In the article “Curbing those long, lucrative hours” in the latest issue of the Economist the billable hour is said to be “not dead, but many people would like to kill it”. “More and more firms’ in-house lawyers, who typically hire and manage outside lawyers, have turned to alternatives to the billable hour since the beginning of the global recession in 2008. In 2009 44% of the members of the Association of Corporate Counsel asked for alternative billing to cut costs.” Evan Chesler of Cravath, Swaine & Moore has commented that the primary cause of this trend is not to “screw down fees, but rather to aim for predictability and fairer, not just lower, bills.”
Gordon Perchthold, author of the book “Extract Value From Consultants” has added a wise comment that “Whether it be the legal profession or the consulting profession, the issue with the ‘billable hour’ is not the cost but instead, what value did it deliver? Too often, clients, whether of lawyers or consultants, enter open ended arrangements, not necessarily in terms of scope, but in terms of which and how resources will be billed against such scope. Low-value tasks conducted by inexperienced practitioners end up consuming so many hours of billable effort as to often overwhelm the true expertise that was sought after in the first place. While automation may eliminate the billings for a percentage of the menial activity, how is the broader business model going to change so that clients can consistently derive more value (rather than billable hours).”
In the Economist article the use of automated processes is discussed as a solution to the fee problem: “Many legal tasks, although not quite easy, are variations on a theme. The production of a certain document does not differ vastly from one instance to another. So more firms are using document assembly software to reduce time needed to put together a certain type of document. Automating the automatable stuff allows lawyers to spend more time talking to the client. Everyone wins.”

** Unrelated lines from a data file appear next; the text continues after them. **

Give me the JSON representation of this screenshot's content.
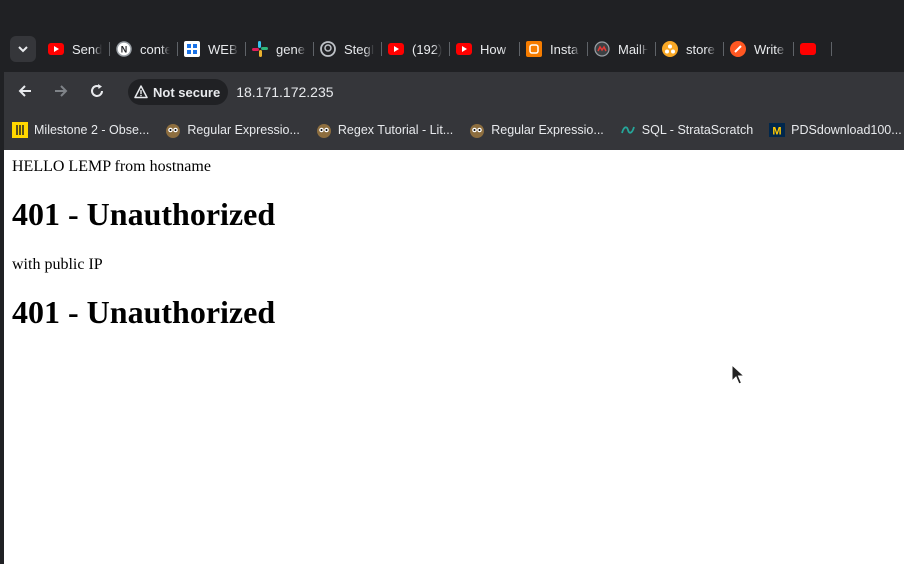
{
  "tabs": [
    {
      "title": "Send",
      "icon": "youtube-icon"
    },
    {
      "title": "conte",
      "icon": "notion-n-icon"
    },
    {
      "title": "WEB",
      "icon": "blue-grid-icon"
    },
    {
      "title": "gener",
      "icon": "slack-icon"
    },
    {
      "title": "StegI",
      "icon": "github-icon"
    },
    {
      "title": "(192)",
      "icon": "youtube-icon"
    },
    {
      "title": "How",
      "icon": "youtube-icon"
    },
    {
      "title": "Insta",
      "icon": "orange-app-icon"
    },
    {
      "title": "MailH",
      "icon": "mail-icon"
    },
    {
      "title": "store",
      "icon": "orange-circle-icon"
    },
    {
      "title": "Write",
      "icon": "orange-pen-icon"
    }
  ],
  "toolbar": {
    "security_label": "Not secure",
    "url": "18.171.172.235"
  },
  "bookmarks": [
    {
      "label": "Milestone 2 - Obse...",
      "icon": "yellow-bookmark-icon"
    },
    {
      "label": "Regular Expressio...",
      "icon": "owl-icon"
    },
    {
      "label": "Regex Tutorial - Lit...",
      "icon": "owl-icon"
    },
    {
      "label": "Regular Expressio...",
      "icon": "owl-icon"
    },
    {
      "label": "SQL - StrataScratch",
      "icon": "stratascratch-icon"
    },
    {
      "label": "PDSdownload100...",
      "icon": "michigan-m-icon"
    }
  ],
  "page": {
    "line1": "HELLO LEMP from hostname",
    "heading1": "401 - Unauthorized",
    "line2": "with public IP",
    "heading2": "401 - Unauthorized"
  },
  "colors": {
    "frame": "#202124",
    "toolbar": "#35363a",
    "page_bg": "#ffffff",
    "youtube_red": "#ff0000"
  }
}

DP Robert has commented that “Technology acts as an equalizer. It allows corporate clients to monitor, compare and intelligently price services – premium price for premium work and commodity pricing for commoditized work and everything in between.”
A new groundbreaking approach to alternative fee arrangements has reportedly been taken by Cameron McKenna who now offers its clients a ‘pay what you think it’s worth’ option, please see “Cameron invites clients to pay what they want for legal work”. A bold and innovative approach to say the least. It will be most interesting to see the outcome of this and if more law firms will follow.